First, Eurac presented his work on the thresholds for South Tyrol and in doing so highlighted the issues he faced. These include common questions as the generalization vs the precision for thresholds or the frequent topic of rainfall event definition. After the presentation, the round was open for discussion and questions. With ongoing time, it became more and more evident that the input data for the threshold, and its quality, is crucially important. Not only the temporal and spatial resolution of the rainfall data or the accuracy of the landslide data are decisive for the successful development of rainfall thresholds. Rather a separation between a dedicated landslide catalog and a landslide database should be made. While the former one usually contains dedicated research on each single entry that fits the research needs, the latter one normally contains many movements of potentially different types. It then depends on the researcher to filter out those, that are of interest and fit the research questions. Furthermore, differences in the approaches to develop rainfall thresholds were reviewed. As anticipated beforehand, there is not one single best approach. Instead, there are many different methods that each have their legitimation and should be carefully examined and discussed.

The presented results were a status quo at that time. Hence, another meeting with the final results was planned for the end of this research line of the project. Also, CNR IRPI kindly provided us with an extract of their landslide catalog for the area of South Tyrol.
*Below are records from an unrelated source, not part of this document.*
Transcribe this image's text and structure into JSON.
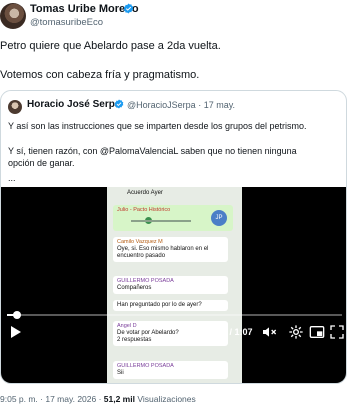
{
  "author": {
    "name": "Tomas Uribe Moreno",
    "handle": "@tomasuribeEco"
  },
  "tweet": {
    "line1": "Petro quiere que Abelardo pase a 2da vuelta.",
    "line2": "Votemos con cabeza fría y pragmatismo."
  },
  "quote": {
    "name": "Horacio José Serpa",
    "handle": "@HoracioJSerpa",
    "date": "17 may.",
    "line1": "Y así son las instrucciones que se imparten desde los grupos del petrismo.",
    "line2": "Y sí, tienen razón, con @PalomaValenciaL saben que no tienen ninguna",
    "line3": "opción de ganar.",
    "line4": "..."
  },
  "video": {
    "time": "0:02 / 1:07",
    "progress": 0.03,
    "chat": {
      "header": "Acuerdo Ayer",
      "voice_sender": "Julio - Pacto Histórico",
      "voice_badge": "JP",
      "msg1_sender": "Camilo Vazquez M",
      "msg1_text": "Oye, si. Eso mismo hablaron en el encuentro pasado",
      "msg2_sender": "GUILLERMO POSADA",
      "msg2_text": "Compañeros",
      "msg3_text": "Han preguntado por lo de ayer?",
      "msg4_sender": "Angel D",
      "msg4_text": "De votar por Abelardo?",
      "msg4_replies": "2 respuestas",
      "msg5_sender": "GUILLERMO POSADA",
      "msg5_text": "Sii"
    }
  },
  "footer": {
    "datetime": "9:05 p. m. · 17 may. 2026 · ",
    "views_count": "51,2 mil",
    "views_label": " Visualizaciones"
  }
}
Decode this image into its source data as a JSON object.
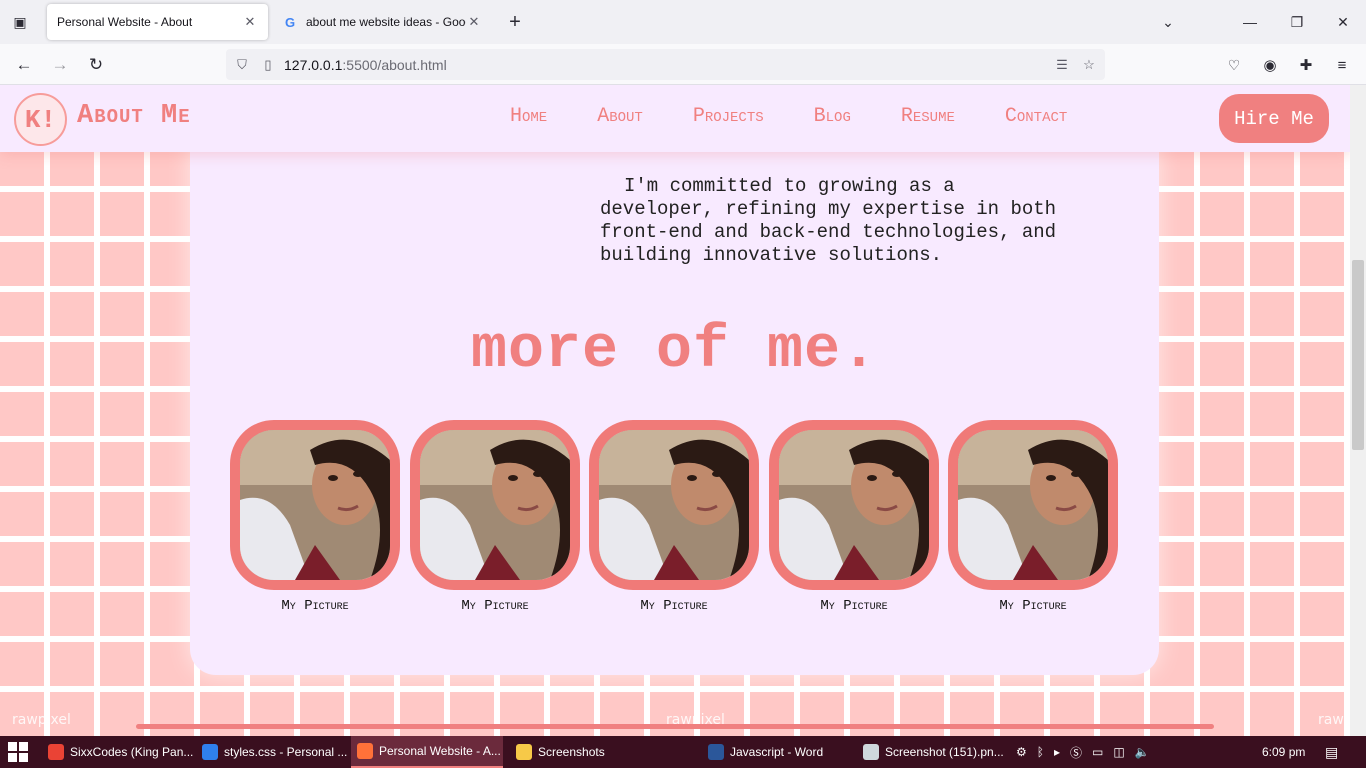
{
  "browser": {
    "tabs": [
      {
        "title": "Personal Website - About",
        "active": true
      },
      {
        "title": "about me website ideas - Googl",
        "active": false,
        "favicon": "G"
      }
    ],
    "url_host": "127.0.0.1",
    "url_rest": ":5500/about.html"
  },
  "site": {
    "logo_text": "K!",
    "title": "About Me",
    "nav": [
      "Home",
      "About",
      "Projects",
      "Blog",
      "Resume",
      "Contact"
    ],
    "hire_label": "Hire Me",
    "accent_color": "#f08080"
  },
  "main": {
    "intro_text": "I'm committed to growing as a developer, refining my expertise in both front-end and back-end technologies, and building innovative solutions.",
    "section_title": "more of me.",
    "pictures": [
      {
        "caption": "My Picture"
      },
      {
        "caption": "My Picture"
      },
      {
        "caption": "My Picture"
      },
      {
        "caption": "My Picture"
      },
      {
        "caption": "My Picture"
      }
    ],
    "watermarks": [
      "rawpixel",
      "rawpixel",
      "rawp"
    ]
  },
  "taskbar": {
    "items": [
      {
        "label": "SixxCodes (King Pan...",
        "icon_color": "#ea4335"
      },
      {
        "label": "styles.css - Personal ...",
        "icon_color": "#2f80ed"
      },
      {
        "label": "Personal Website - A...",
        "icon_color": "#ff7139",
        "active": true
      },
      {
        "label": "Screenshots",
        "icon_color": "#f7c948"
      },
      {
        "label": "Javascript - Word",
        "icon_color": "#2b579a"
      },
      {
        "label": "Screenshot (151).pn...",
        "icon_color": "#cfd8dc"
      }
    ],
    "time": "6:09 pm"
  }
}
This data is and will be used to validate models that are built using data from the IFFI database

Screenshot from the meeting

First field trip – June 17th

On June 17th, fieldwork activities were carried out in the Passeier valley. The field trip had several goals. The main one was to get familiar with the study area chosen for the physically-based approach of the landslide hazard assessment. Besides, getting the first soil samples to determine the hydrological and geotechnical parameters of the soil and testing out the equipment that will be used during the next field campaigns at the end of July.

The first stop was a meadow near Sankt Martin in Passeier on the south-facing hillside. After a very informative conversation with the landowner about previous landslides in the area, a Dynamic Cone Penetration Test (DCPT) was executed. The information from the DCPT can be used to determine the regolith depth, one of the most important parameters in the physically-based model. At one of the three test sites for the DCPT, a soil pit was dug to assess the soil structure and take soil samples from several depths.

The second stop was on the north-facing hillside, between Quellenhof and Neuhaus. A Terrestrial Laser Scanning (TLS) acquisition was performed. This acquisition will be used to construct a Digital Elevation Model (DEM) with a high resolution. This DEM can be used to find signs of previous landslide occurrences among all its potential uses. It is known that several landslides occurred at the site in 2016; nevertheless, since the latest DEM is from 2014, this cannot be used for the 2016 event. Therefore, the DEM generated from the TLS will cover this gap.